SUPPLIED ENTRIES START

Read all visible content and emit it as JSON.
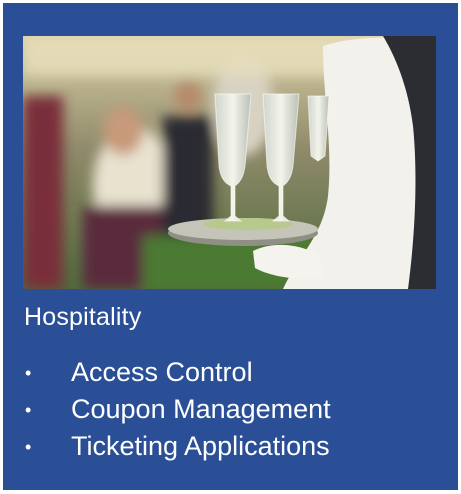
{
  "card": {
    "background": "#2a4f97",
    "image_subject": "waiter-tray-champagne-flutes",
    "title": "Hospitality",
    "bullet_glyph": "•",
    "items": [
      {
        "label": "Access Control"
      },
      {
        "label": "Coupon Management"
      },
      {
        "label": "Ticketing Applications"
      }
    ]
  }
}
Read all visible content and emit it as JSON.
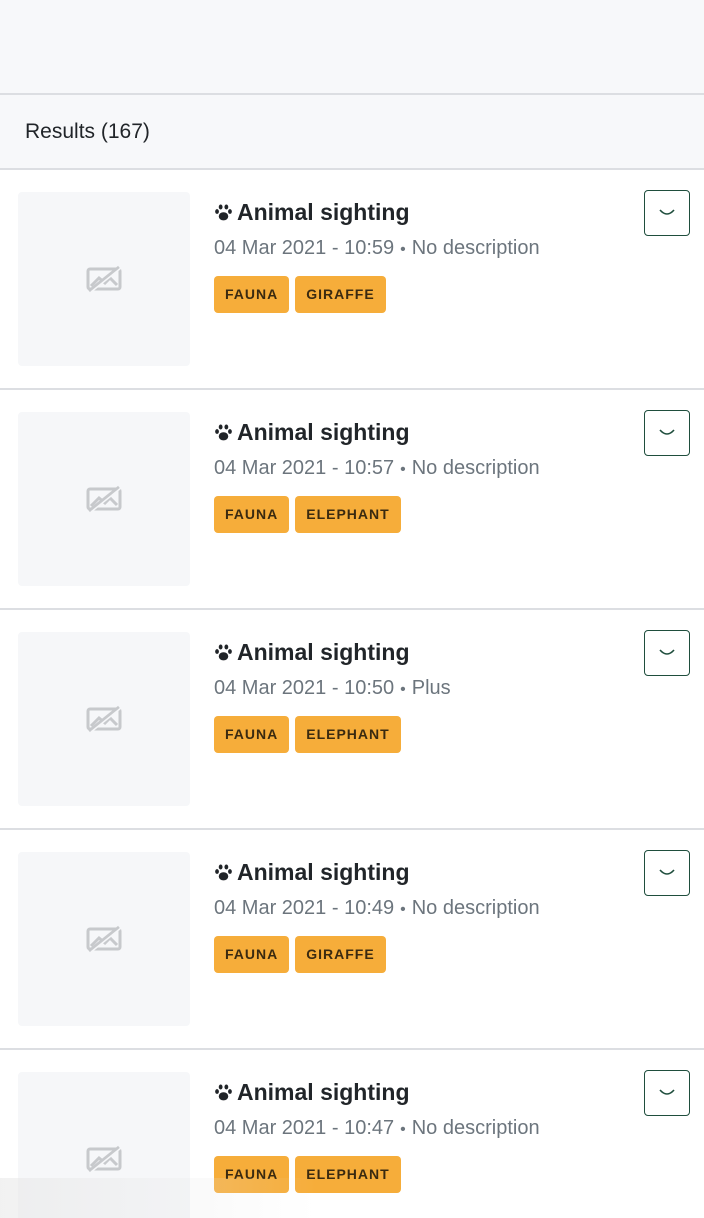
{
  "header": {
    "results_label": "Results (167)"
  },
  "icons": {
    "thumbnail": "image-off-icon",
    "category": "paw-icon",
    "toggle": "chevron-down-icon"
  },
  "colors": {
    "tag_bg": "#f6ad3a",
    "button_border": "#1f4e3d",
    "muted_text": "#6c757d"
  },
  "results": [
    {
      "title": "Animal sighting",
      "datetime": "04 Mar 2021 - 10:59",
      "separator": "•",
      "description": "No description",
      "tags": [
        "FAUNA",
        "GIRAFFE"
      ]
    },
    {
      "title": "Animal sighting",
      "datetime": "04 Mar 2021 - 10:57",
      "separator": "•",
      "description": "No description",
      "tags": [
        "FAUNA",
        "ELEPHANT"
      ]
    },
    {
      "title": "Animal sighting",
      "datetime": "04 Mar 2021 - 10:50",
      "separator": "•",
      "description": "Plus",
      "tags": [
        "FAUNA",
        "ELEPHANT"
      ]
    },
    {
      "title": "Animal sighting",
      "datetime": "04 Mar 2021 - 10:49",
      "separator": "•",
      "description": "No description",
      "tags": [
        "FAUNA",
        "GIRAFFE"
      ]
    },
    {
      "title": "Animal sighting",
      "datetime": "04 Mar 2021 - 10:47",
      "separator": "•",
      "description": "No description",
      "tags": [
        "FAUNA",
        "ELEPHANT"
      ]
    }
  ]
}
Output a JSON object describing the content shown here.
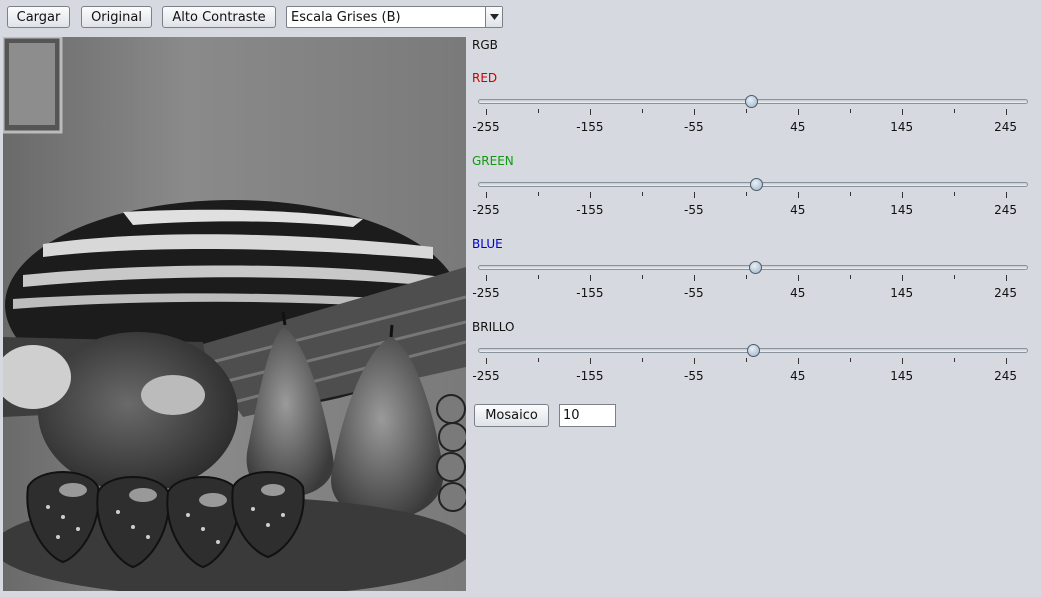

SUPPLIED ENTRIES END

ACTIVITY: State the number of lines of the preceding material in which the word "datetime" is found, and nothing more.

OUTPUT OF THE EXERCISE: 5